Given the pressure he is under while being assessed by new sporting director Ren Baker, this has been a much needed aspect of the job.
What we don’t lose sight of is that there was serious football that led to a number of observations.
First of all, if there is a winner and a loser in a quarterback rivalry between Green and Nico Marciol, Green is clearly the winner. Brown admitted this after the game, but defended left fielder Marciol for making some plays and not having the kind of protection Green did.
“I thought Neko threw two balls really deep and our receivers didn’t play the ball very well, but it’s hard to tell without him having a chance to watch (the tape),” Brown said. “I thought they protected Garrett a little better, which was a pity for Niko, but this is going to be a long game, no matter what happens today or the first 14 (practice).
“It’s going to be a deal where we’ve been through the winter and spring and it’ll run through the summer and into fall camp before we find out.”
Marciol Day showed 6 completions on 12 attempts for only 58 yards…and no, he didn’t have as many receptions as Greene’s 40-yard touchdown.
Two receivers jumped out from the crowd, both expecting to do so. The first was former North Carolina State Devin Carter, who had three catches for 77, including a 54-yard strike from Green.

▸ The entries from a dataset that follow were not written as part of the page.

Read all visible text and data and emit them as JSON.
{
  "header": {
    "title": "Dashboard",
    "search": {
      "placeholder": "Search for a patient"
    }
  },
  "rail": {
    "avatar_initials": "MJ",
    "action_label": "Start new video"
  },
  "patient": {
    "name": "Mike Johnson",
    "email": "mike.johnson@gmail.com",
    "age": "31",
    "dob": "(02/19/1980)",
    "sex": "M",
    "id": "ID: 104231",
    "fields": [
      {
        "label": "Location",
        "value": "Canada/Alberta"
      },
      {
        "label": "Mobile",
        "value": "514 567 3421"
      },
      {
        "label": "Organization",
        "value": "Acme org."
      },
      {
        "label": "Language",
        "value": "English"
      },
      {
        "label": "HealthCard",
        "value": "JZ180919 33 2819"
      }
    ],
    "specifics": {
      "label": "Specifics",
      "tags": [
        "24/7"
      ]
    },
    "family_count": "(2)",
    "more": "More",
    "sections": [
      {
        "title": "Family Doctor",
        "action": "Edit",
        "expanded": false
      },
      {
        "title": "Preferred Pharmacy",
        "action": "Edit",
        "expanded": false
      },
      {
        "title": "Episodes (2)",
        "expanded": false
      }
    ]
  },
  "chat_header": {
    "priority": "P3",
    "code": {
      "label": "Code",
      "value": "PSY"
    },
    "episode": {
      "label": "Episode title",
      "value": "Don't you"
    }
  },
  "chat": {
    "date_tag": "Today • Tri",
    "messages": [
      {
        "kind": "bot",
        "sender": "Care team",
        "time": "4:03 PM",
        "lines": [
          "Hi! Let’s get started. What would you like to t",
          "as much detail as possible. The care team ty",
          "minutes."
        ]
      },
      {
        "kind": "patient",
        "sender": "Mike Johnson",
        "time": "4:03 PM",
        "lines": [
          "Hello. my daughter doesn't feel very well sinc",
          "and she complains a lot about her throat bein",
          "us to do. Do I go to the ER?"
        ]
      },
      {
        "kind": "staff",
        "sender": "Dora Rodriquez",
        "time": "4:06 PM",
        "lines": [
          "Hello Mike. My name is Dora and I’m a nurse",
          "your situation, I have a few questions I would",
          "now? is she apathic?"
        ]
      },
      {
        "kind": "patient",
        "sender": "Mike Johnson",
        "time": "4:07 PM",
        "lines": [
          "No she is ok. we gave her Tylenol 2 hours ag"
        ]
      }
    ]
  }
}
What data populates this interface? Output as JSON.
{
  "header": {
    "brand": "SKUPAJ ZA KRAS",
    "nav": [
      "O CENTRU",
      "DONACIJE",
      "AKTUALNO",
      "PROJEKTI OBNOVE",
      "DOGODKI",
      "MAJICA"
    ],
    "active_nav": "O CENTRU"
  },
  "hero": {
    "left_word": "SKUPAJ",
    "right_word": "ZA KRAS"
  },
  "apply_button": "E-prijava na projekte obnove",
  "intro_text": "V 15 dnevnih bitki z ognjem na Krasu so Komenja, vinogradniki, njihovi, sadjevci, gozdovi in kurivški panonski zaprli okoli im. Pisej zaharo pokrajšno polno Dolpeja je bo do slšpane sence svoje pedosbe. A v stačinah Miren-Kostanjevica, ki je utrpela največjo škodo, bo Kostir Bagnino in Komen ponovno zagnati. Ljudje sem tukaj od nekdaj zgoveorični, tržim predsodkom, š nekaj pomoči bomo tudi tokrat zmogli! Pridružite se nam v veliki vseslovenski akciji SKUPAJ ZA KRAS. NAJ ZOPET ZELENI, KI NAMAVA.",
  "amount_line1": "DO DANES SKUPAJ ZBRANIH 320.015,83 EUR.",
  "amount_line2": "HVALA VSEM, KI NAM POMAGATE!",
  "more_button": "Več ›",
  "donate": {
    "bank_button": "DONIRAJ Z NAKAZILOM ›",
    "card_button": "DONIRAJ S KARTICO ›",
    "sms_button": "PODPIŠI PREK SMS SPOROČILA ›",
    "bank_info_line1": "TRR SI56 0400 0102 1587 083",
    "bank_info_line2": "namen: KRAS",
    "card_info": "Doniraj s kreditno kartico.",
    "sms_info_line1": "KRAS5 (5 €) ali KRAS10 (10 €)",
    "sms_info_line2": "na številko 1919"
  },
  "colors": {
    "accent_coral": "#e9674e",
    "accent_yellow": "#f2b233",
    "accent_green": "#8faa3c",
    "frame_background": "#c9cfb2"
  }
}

And tight end Kole Taylor, LSU’s 6-7 transition that fumbled in drills, had three catches while targeting only three catches, two of them stretches as he used his height to his advantage.
Perhaps the best news, though there aren’t great stats to back it up, is that CJ Donaldson played unreservedly after returning from his season ending leg injury last year, rushing 8 times for 36 yards and showing he still knows where the end zone is. He is with a 9-yard scoring course that is set up by a subtle motion in the hole.
“He hit a low blow once and it bounced back. I think that was a confidence-building thing for him,” Brown said.
Defensively, the Browns felt middle linebacker Lee as Pogba, and why he had four tackles, led the way but Malachi Ruffin had a solid day at cornerback, as did Aaron Burton while safety Aubrey Birx showed he would be the anchor in the deep secondary.
Finally, it happens every spring with another freshman rushing back onto the scene in Jahiem White, the youngster the Browns talked about often, exploding on a 53-yard touchdown run and finishing as the game’s leading rusher with 91 yards on seven carries.
“Obviously, Inferno is a fan favorite already. I wouldn’t be surprised if he’s a factor for us in the fall,” Brown said.